I didn’t encounter any Animal Rights activism while on Maui, which doesn’t mean activism doesn’t exist there, only that I missed it. What I did see, though, was a magical place called Leilani Farm Sanctuary, a refuge for rescued farmed animals and a real beacon of light and hope. Leilani is not only a heart-warming place of compassion, it is also aesthetic and well kept. Its gardens are meticulous and rich, carefully manicured and inviting. The founder’s little house on top of the hill, complete with over 40 snuggly cats, looks like it came out of a fairy tale. The lush green pasture is dotted with animals that are visibly relaxed and happy: donkeys, goats, sheep, deer, pigs and a cow, and even a couple of tortoises. The founder, Laurelee Blanchard, is a lovely lady with a big smile, who has turned this place into a slice of heaven. The message “go vegan” is displayed here and there on beautifully decorated signs and brightly coloured pebbles. When she guided us through the sanctuary we had the opportunity to hold some of the residents, and interact with others by feeding them, brushing them, and walking alongside them to pasture. It was the first time for me to hold a rooster and a goose close to my heart. I discovered that roosters and hens are naturally very clean. Cuddly Charlie the rooster smelled so good, and loved being held. Patrick the goose was very soft and gentle, and had a charming personality.

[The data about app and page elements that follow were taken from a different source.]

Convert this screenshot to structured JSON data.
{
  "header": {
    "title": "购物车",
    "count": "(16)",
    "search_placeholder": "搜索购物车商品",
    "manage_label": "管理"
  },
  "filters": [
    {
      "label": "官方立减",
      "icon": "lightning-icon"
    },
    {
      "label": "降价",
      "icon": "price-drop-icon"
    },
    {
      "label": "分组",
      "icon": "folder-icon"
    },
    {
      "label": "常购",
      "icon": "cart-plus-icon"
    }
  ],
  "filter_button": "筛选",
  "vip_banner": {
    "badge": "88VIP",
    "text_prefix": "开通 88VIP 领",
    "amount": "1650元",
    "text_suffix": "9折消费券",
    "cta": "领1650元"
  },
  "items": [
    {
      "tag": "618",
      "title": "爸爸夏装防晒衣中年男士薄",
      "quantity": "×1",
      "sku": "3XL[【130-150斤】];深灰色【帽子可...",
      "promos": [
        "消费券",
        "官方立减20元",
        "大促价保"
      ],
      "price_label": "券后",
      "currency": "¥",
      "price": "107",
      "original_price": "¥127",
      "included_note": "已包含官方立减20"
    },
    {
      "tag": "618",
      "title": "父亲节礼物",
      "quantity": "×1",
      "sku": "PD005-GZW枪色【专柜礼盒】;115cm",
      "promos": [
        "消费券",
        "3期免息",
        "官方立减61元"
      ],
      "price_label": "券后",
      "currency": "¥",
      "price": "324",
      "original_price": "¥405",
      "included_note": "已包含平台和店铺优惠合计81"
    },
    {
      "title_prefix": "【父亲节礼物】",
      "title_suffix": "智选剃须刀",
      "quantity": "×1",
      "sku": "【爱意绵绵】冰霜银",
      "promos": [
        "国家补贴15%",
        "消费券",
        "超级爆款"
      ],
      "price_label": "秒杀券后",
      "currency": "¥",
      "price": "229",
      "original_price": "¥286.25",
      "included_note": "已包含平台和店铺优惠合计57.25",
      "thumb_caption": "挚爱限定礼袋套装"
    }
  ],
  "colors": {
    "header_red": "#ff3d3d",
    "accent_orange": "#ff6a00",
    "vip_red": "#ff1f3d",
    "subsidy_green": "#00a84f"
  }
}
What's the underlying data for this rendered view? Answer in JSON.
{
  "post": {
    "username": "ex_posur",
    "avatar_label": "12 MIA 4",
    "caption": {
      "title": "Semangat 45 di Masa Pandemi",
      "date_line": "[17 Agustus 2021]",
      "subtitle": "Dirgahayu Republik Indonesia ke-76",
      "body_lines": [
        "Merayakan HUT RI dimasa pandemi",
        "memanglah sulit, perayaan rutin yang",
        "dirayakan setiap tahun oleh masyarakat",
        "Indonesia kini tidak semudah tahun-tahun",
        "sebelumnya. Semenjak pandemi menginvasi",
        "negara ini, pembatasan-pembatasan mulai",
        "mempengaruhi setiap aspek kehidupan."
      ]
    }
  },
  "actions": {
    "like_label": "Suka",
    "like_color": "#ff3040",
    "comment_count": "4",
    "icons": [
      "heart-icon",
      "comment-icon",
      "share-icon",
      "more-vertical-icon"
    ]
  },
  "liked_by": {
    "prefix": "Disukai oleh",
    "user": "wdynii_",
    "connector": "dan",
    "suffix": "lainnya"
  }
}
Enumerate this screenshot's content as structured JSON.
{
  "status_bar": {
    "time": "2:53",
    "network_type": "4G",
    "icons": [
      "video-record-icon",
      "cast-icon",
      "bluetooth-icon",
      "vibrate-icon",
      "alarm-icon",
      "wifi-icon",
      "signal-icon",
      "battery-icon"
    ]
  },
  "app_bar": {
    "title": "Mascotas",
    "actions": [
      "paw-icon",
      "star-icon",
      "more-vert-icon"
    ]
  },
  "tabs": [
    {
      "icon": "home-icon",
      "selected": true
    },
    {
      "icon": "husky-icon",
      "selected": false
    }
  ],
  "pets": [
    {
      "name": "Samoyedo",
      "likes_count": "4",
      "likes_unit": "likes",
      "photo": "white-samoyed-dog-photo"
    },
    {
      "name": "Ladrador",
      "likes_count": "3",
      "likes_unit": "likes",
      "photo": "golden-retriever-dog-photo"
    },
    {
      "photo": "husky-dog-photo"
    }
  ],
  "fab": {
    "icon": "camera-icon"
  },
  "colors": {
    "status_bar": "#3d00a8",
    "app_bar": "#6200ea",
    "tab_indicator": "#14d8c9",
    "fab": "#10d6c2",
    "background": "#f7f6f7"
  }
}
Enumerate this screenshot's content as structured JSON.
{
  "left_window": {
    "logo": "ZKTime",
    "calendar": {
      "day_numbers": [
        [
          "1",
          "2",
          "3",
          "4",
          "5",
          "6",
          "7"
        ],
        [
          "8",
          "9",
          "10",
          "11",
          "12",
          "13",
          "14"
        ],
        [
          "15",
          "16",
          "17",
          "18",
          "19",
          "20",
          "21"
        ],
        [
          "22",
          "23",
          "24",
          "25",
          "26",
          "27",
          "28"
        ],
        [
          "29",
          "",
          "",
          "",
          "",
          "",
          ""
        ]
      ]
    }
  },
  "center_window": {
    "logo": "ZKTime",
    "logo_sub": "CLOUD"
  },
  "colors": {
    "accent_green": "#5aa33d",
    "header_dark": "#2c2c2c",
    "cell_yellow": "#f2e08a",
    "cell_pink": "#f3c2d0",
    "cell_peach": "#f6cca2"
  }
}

Laurelee encouraged this sort of interaction, making our visit with the animals so much more personal and memorable. Each animal’s story was shared with us as we met them, each a lucky survivor of a dire fate. Some animals were brought in by farmers who couldn’t bear the thought of the animal they grew attached to being slaughtered. Some were brought as babies by remorseful hunters. Some were live-rescued from animal hellholes. And there is also Berney the gentle wild pig, who was fortunate enough to just stroll in one day! We laid in the grass with Jenny, the beautiful donkey, deeply appreciating what this place offers its gentle residents. A visit to Leilani Farm Sanctuary of Maui is truly a boost to one’s morale. It suggests that even here – where animal exploitation still happens out of sight – there are enclaves of happy animals, spreading hope for a better tomorrow.